The first pellet I tried is the one that I always shoot in Hakim rifles, which are very similar to this one. It’s the 14.5-grain RWS Superpoint. I expected to get the same performance from this rifle as I got from more than a dozen Hakims over the years. Alas, that didn’t happen. The tighter loading tap on the Falke meant I had to seat the pellets manually to clear the tap, and the results at 10 meters, rested, were not that good. Ten shots made a group that measures 1.124 inches between centers. As you can see, it’s an open group with scattered hits that tend toward the vertical.
JSB Exact 15.9-grain
I won’t even show a target for the JSB Exact 15.9-grain domes because the pellets went all over the place. I didn’t even finish the group.
Next, I tried RWS Superdomes, but they weren’t much better than Superpoints. They did give a smaller group, at 0.861 inches between centers, but that’s only good by comparison. I’m looking for better accuracy from this Falke because I think it’s there. Oh, yeah, also because Mac got much better accuracy in his test!
The iron sights are fighting me
At this point in the test, I had to admit the iron sights on the rifle were working against me. I simply could not adjust them high enough to get the pellets centered in the bull at 10 meters. I remember that Mac used a red dot sight he mounted to the rifle, and I may need to do the same to get the groups I’m looking for. That will have to be another test because this one was already taking a lot of time and I wasn’t finished.
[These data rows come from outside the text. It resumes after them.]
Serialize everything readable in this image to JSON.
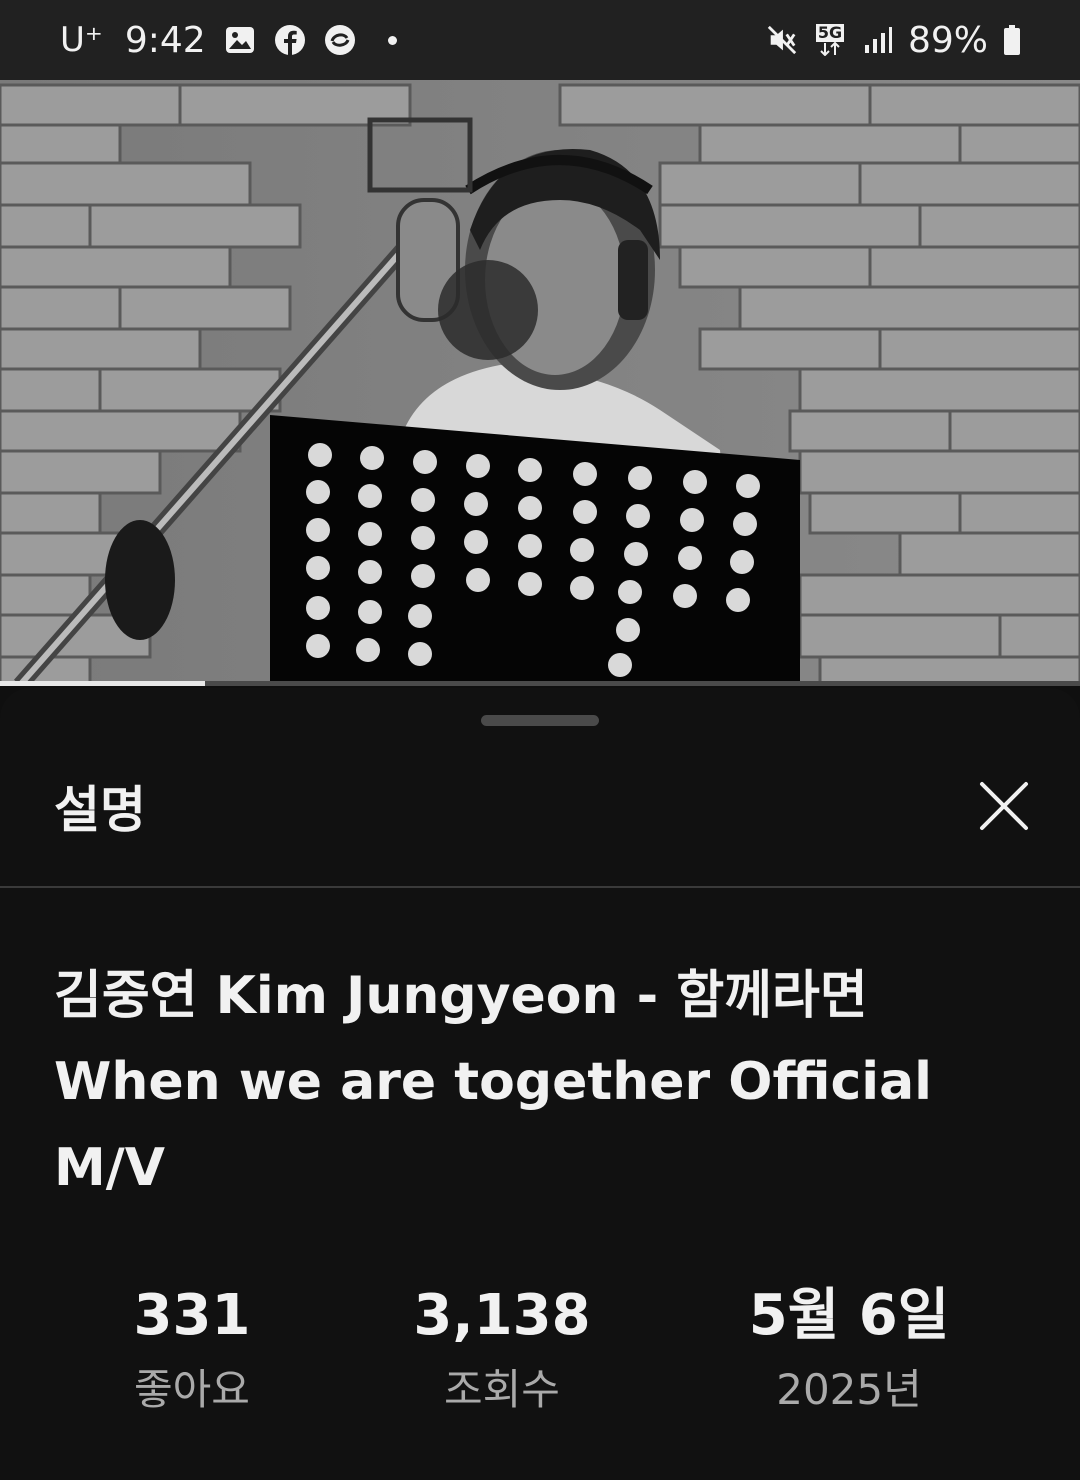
{
  "status_bar": {
    "carrier": "U⁺",
    "time": "9:42",
    "network": "5G",
    "battery": "89%",
    "icons": [
      "gallery-icon",
      "facebook-icon",
      "sync-app-icon",
      "notification-dot",
      "mute-icon",
      "5g-data-icon",
      "signal-bars-icon",
      "battery-icon"
    ]
  },
  "player": {
    "progress_fraction": 0.19
  },
  "sheet": {
    "title": "설명",
    "video_title": "김중연 Kim Jungyeon - 함께라면 When we are together Official M/V",
    "stats": {
      "likes": {
        "value": "331",
        "label": "좋아요"
      },
      "views": {
        "value": "3,138",
        "label": "조회수"
      },
      "date": {
        "value": "5월 6일",
        "label": "2025년"
      }
    }
  },
  "colors": {
    "background": "#0f0f0f",
    "status_bar": "#212121",
    "text_primary": "#f1f1f1",
    "text_secondary": "#aaaaaa",
    "divider": "#3a3a3a"
  }
}
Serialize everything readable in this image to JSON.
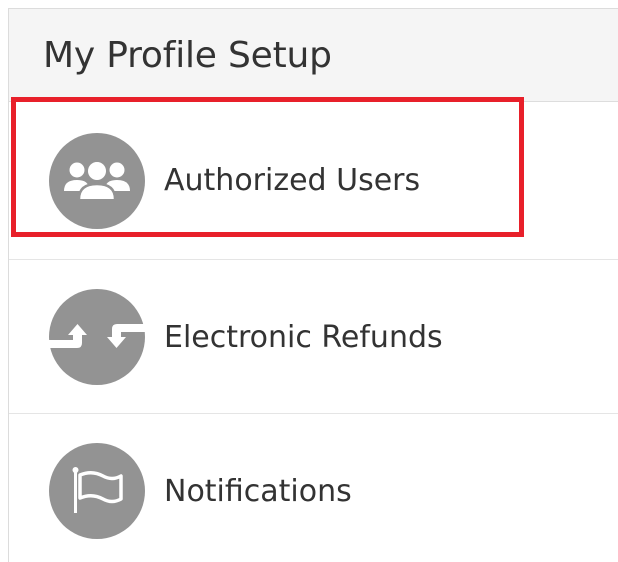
{
  "panel": {
    "title": "My Profile Setup"
  },
  "menu": {
    "items": [
      {
        "label": "Authorized Users",
        "icon": "users-group-icon",
        "highlighted": true
      },
      {
        "label": "Electronic Refunds",
        "icon": "exchange-arrows-icon",
        "highlighted": false
      },
      {
        "label": "Notifications",
        "icon": "flag-icon",
        "highlighted": false
      }
    ]
  },
  "colors": {
    "icon_background": "#939393",
    "highlight_border": "#e8202a",
    "header_background": "#f5f5f5",
    "text": "#333333"
  }
}
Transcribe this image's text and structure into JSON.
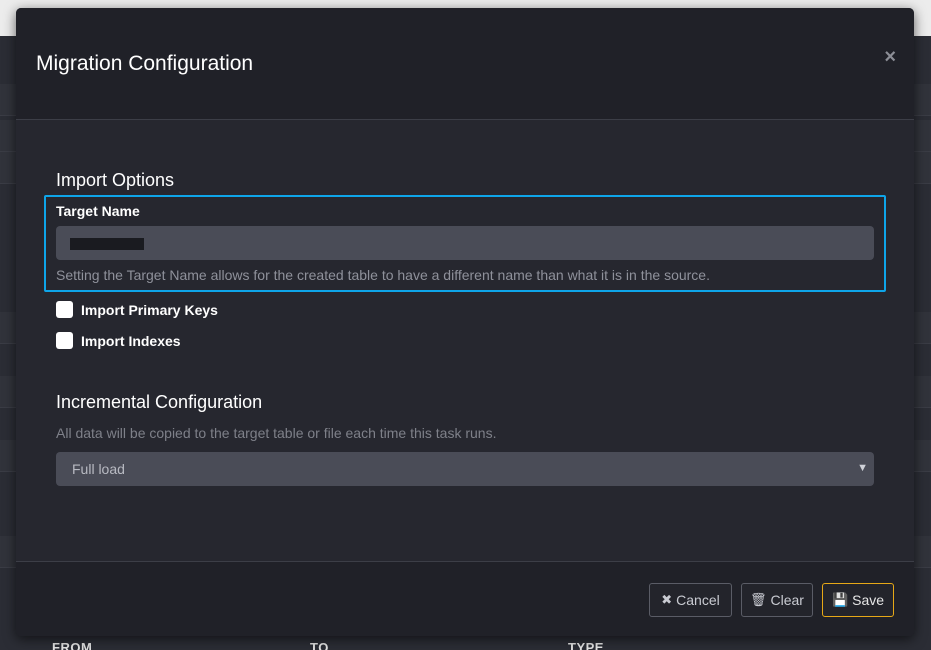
{
  "modal": {
    "title": "Migration Configuration",
    "close_label": "×"
  },
  "import_options": {
    "section_title": "Import Options",
    "target_name_label": "Target Name",
    "target_name_value": "",
    "target_name_help": "Setting the Target Name allows for the created table to have a different name than what it is in the source.",
    "checkboxes": [
      {
        "label": "Import Primary Keys",
        "checked": false
      },
      {
        "label": "Import Indexes",
        "checked": false
      }
    ]
  },
  "incremental": {
    "section_title": "Incremental Configuration",
    "help": "All data will be copied to the target table or file each time this task runs.",
    "selected": "Full load"
  },
  "footer": {
    "cancel_label": "Cancel",
    "clear_label": "Clear",
    "save_label": "Save"
  },
  "background_columns": [
    "FROM",
    "TO",
    "TYPE"
  ],
  "colors": {
    "focus_border": "#0ea5e9",
    "save_border": "#e6a817"
  }
}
What did Mac do?
When Mac tested the rifle he found that the obsolete 5.6mm Eley Wasp pellet shot best. In fact, it wasn’t close. He got a group with Superdomes like I did, though he shot from 15 yards rather than 11 (which is 10 meters). So, the next pellet I tried was the Eley Wasp.
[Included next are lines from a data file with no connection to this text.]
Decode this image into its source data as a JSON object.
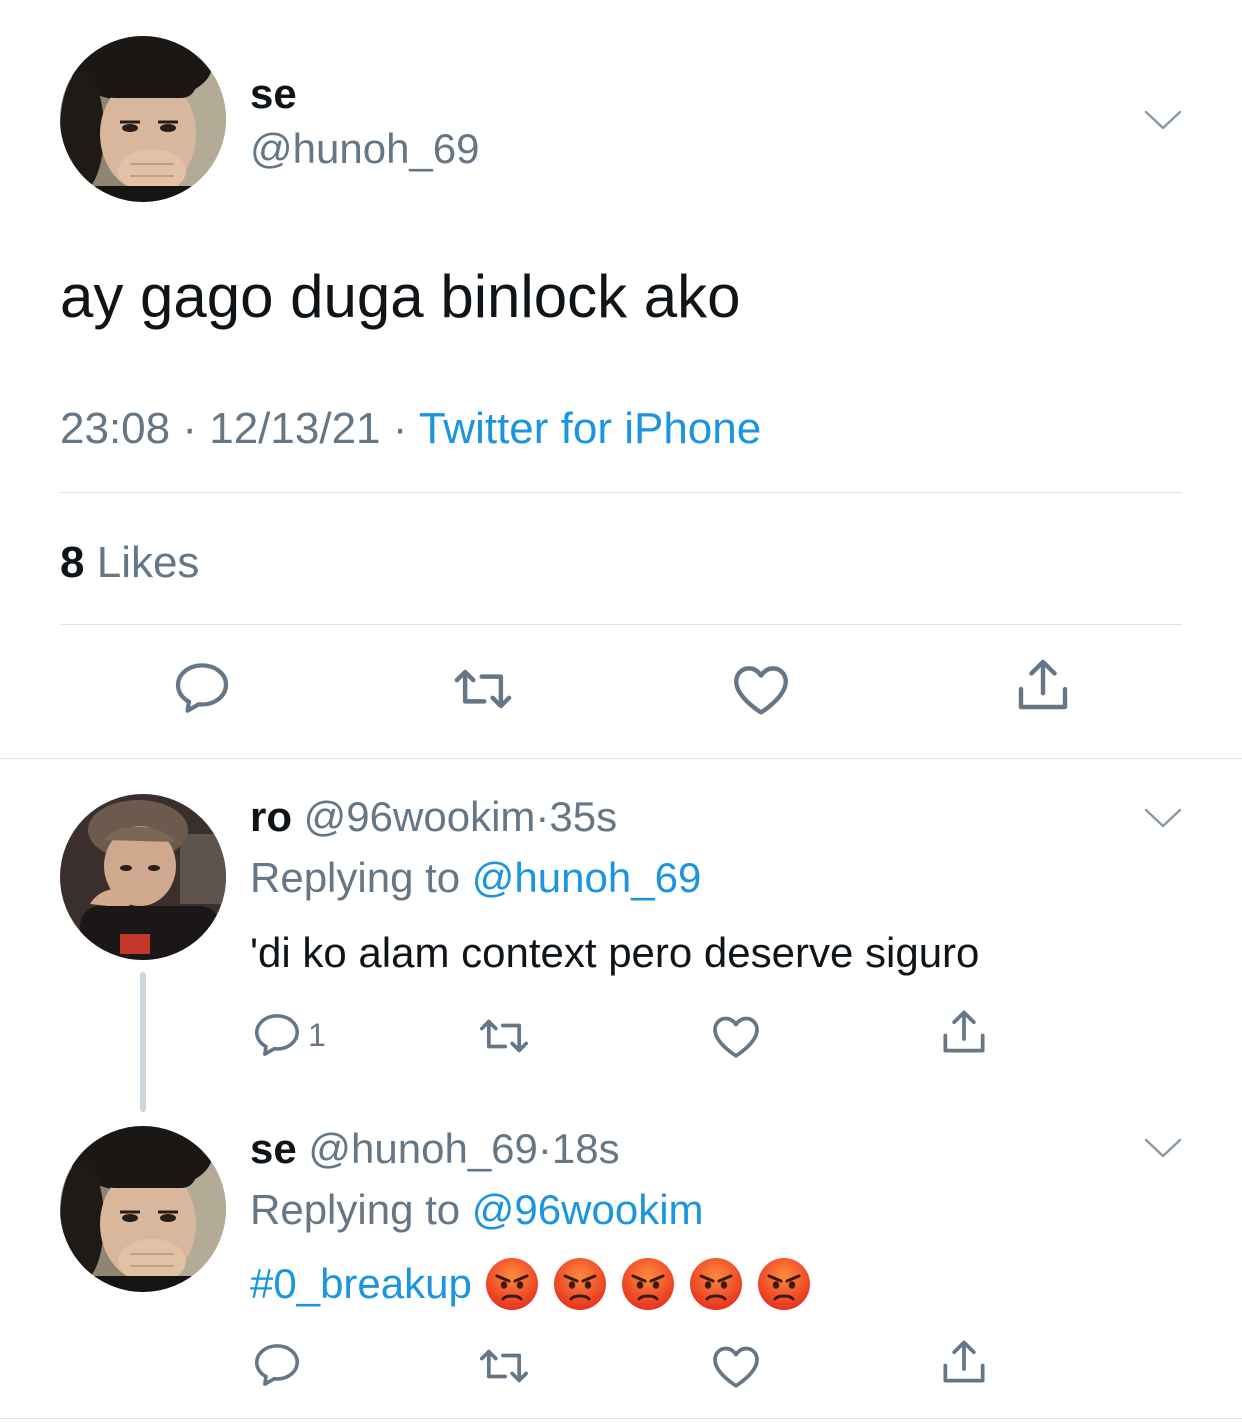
{
  "main_tweet": {
    "display_name": "se",
    "handle": "@hunoh_69",
    "text": "ay gago duga binlock ako",
    "time": "23:08",
    "separator": "·",
    "date": "12/13/21",
    "source": "Twitter for iPhone",
    "likes_count": "8",
    "likes_label": "Likes"
  },
  "reply1": {
    "display_name": "ro",
    "handle": "@96wookim",
    "separator": "·",
    "age": "35s",
    "replying_prefix": "Replying to",
    "replying_handle": "@hunoh_69",
    "text": "'di ko alam context pero deserve siguro",
    "reply_count": "1"
  },
  "reply2": {
    "display_name": "se",
    "handle": "@hunoh_69",
    "separator": "·",
    "age": "18s",
    "replying_prefix": "Replying to",
    "replying_handle": "@96wookim",
    "hashtag": "#0_breakup",
    "emojis": [
      "angry-face-emoji",
      "angry-face-emoji",
      "angry-face-emoji",
      "angry-face-emoji",
      "angry-face-emoji"
    ]
  },
  "icons": {
    "reply": "reply-icon",
    "retweet": "retweet-icon",
    "like": "heart-icon",
    "share": "share-icon",
    "more": "chevron-down-icon"
  },
  "colors": {
    "text": "#0f1419",
    "secondary": "#657786",
    "link": "#1b95e0",
    "divider": "#dfe3e6",
    "thread_line": "#ccd6dd"
  }
}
Eley Wasps are much larger than other .22-caliber pellets, so imagine my surprise when the first one fell deep enough into the tap to not require seating. After that, though, I seated every pellet to the bottom of the tap. Perhaps this is why Mac was telling me to do this! I didn’t appreciate it during the velocity test, when deep seating made the velocities more variable; but in the accuracy test, look what happened! Nine of the 10 pellets went into an almost single hole that measures 0.695 inches between centers. And the 10th shot is way low. It opens the group to 1.029 inches. Want to guess that this is the first shot that wasn’t seated deeply? I don’t know if it is, because I didn’t look at the target before I completed it. I only saw this when I went downrange to retrieve the target for photography and measuring…but I think it is.
Nine in 0.695 inches, and one below opens it to 1.029 inches. I don’t know, but I’m guessing the one I didn’t seat deeply was the stray shot.
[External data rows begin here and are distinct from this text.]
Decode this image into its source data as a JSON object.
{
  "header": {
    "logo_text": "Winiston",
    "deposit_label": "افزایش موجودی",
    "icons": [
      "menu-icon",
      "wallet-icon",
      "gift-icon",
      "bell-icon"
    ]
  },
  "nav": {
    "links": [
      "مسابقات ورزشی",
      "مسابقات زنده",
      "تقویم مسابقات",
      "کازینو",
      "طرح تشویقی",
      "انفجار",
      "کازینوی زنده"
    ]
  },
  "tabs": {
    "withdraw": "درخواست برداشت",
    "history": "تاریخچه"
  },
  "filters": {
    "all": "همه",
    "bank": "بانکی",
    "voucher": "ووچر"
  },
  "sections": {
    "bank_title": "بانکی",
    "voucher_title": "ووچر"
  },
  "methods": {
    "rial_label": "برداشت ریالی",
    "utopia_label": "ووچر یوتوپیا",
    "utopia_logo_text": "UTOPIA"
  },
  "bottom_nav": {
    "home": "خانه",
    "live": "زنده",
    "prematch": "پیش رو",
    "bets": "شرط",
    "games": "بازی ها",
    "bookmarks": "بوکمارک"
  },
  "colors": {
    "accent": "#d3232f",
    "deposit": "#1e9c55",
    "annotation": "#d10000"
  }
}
What have I learned so far?
The Falke is certainly a different air rifle, and it doesn’t turn out to be what I thought it would be. I like the feel of Hakim rifles better than this one. They seem to shoot smoother, and their triggers are easier to adjust. Still, I don’t think I’ve completely mastered the Falke 90 yet.
This reminds me very much of a .22-caliber BSF Bavaria S54 taploader I used to own. It had a huge diopter rear sight, yet couldn’t hold a candle to a plain old Diana 27 for accuracy. Just because a rifle is a rare and vintage gun is no guarantee that it will also be a smooth and accurate shooter.
I do think that I need to try the Falke again, and this time with a dot sight mounted. And I’ll deep-seat Eley Wasps from the start and not worry about whether or not there are other good pellets.
This is a learning experience — that’s for sure!